of professional towboating.
Innovative new sail kite system could halve
maritime diesel usage

February 14, 2005 A Hamburg-based company has
developed a sailing propulsion system that can be
retrofitted to almost all large ships, enabling us to
reharness the enormous energy potential of the wind!
With minimal operating costs, the wind-power ed
system could make shipping more profitable, safer
and more independent of declining oil reserves. It's
ironic that the motive force that enabled the Spanish,
English, Dutch, Portugeuse and Chinese to explore
the world 500 years ago might have a second golden
age thanks to a German company but the technology
is sound and the prize for success will be immense.
World trade is conducted principally by ships. Ships
carry 98.2% of intercontinental goods, and 98% of all
cargo vessels are powered by diesel engines. In
2002, ships used 25 billion Euros worth of fuel. The
Skysails system is expected to more than halve fuel
SkySails GmbH was established as industrial
engineer Stephan Wrage and naval architect Thomas
Meyer at the end of 2001 in Hamburg and was the
first company to be funded by the German
Government's innovation acceleration scheme
IdeenFONDS. The criteria for IdeenFONDS
assistance were that the company should have a
proven management team and the technology should
be highly innovative with high market opportunities.

Since then, SkySails has also received financial
support from the Innovationsstiftung in Hamburg and
Wirtschaftsbehörde in Hamburg.

The Skysails Technology

The SkySails propulsion system consists of a fully
automatic towing kite system and routing software,
which allows for the use of the most favourable winds.

The company claims almost every merchant and
passenger vessel can be equipped or retrofitted with
the SkySails system.
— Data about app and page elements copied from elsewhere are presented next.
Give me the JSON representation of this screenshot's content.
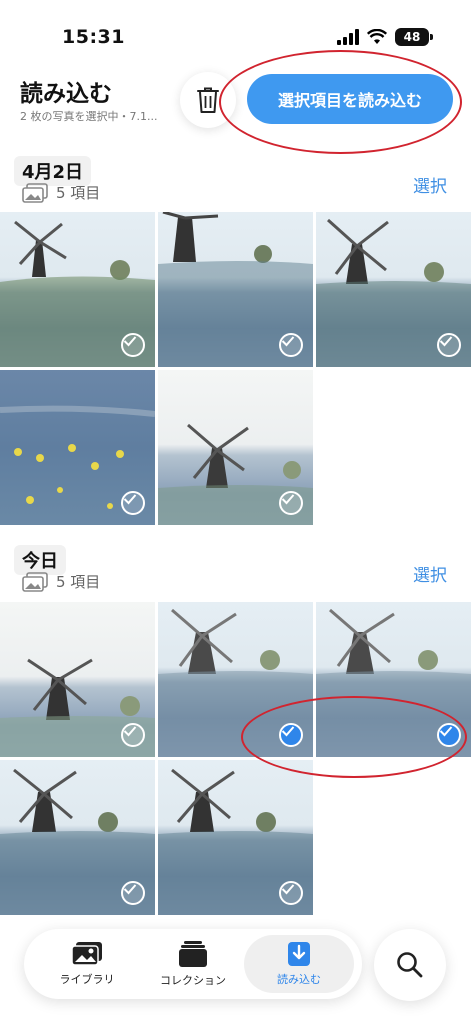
{
  "status_bar": {
    "time": "15:31",
    "battery": "48"
  },
  "header": {
    "title": "読み込む",
    "subtitle": "2 枚の写真を選択中・7.1...",
    "import_button_label": "選択項目を読み込む"
  },
  "sections": [
    {
      "date": "4月2日",
      "count": "5 項目",
      "select_label": "選択"
    },
    {
      "date": "今日",
      "count": "5 項目",
      "select_label": "選択"
    }
  ],
  "photos": {
    "section1": [
      {
        "selected": false
      },
      {
        "selected": false
      },
      {
        "selected": false
      },
      {
        "selected": false
      },
      {
        "selected": false
      }
    ],
    "section2": [
      {
        "selected": false
      },
      {
        "selected": true
      },
      {
        "selected": true
      },
      {
        "selected": false
      },
      {
        "selected": false
      }
    ]
  },
  "tab_bar": {
    "items": [
      {
        "label": "ライブラリ",
        "icon": "photo-library-icon"
      },
      {
        "label": "コレクション",
        "icon": "collection-stack-icon"
      },
      {
        "label": "読み込む",
        "icon": "import-icon",
        "active": true
      }
    ]
  },
  "colors": {
    "accent": "#3f99f0",
    "annotation": "#d1242f"
  }
}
The towing kite is filled with compressed air to obtain
optimally-shaped aerofoil profiles and can deliver up
to 5,000 square metres of sail, all operated by an
autopilot and wind-optimised route management for
the best possible energy utilisation.

The operating altitude of the scales can be up to 500
metres and as the speed of the wind increases
considerably with height, even at heights of assumed
wind calmness the company believes sufficient wind
energy is available to enable ship owners to stay on
schedule and halve their fuel costs.

One of the obvious potential drawbacks, that ships
fitted with the system would "heel" (tilt to the side with
the force of the wind), has been overcome. A ship
with a SkySails system does not heel, because it has
inbuilt aerodynamic autopilot force control.

As the sail is spatially separated from the body of the
ship the reduction of the ship's effective area by the
system is economically insignificant. In its packed
state the towing kite is easy to stow and takes up very
little space. The existing crew is sufficient for the
operation of the ship and the sail. Thus no additional
staffing expenses are necessary.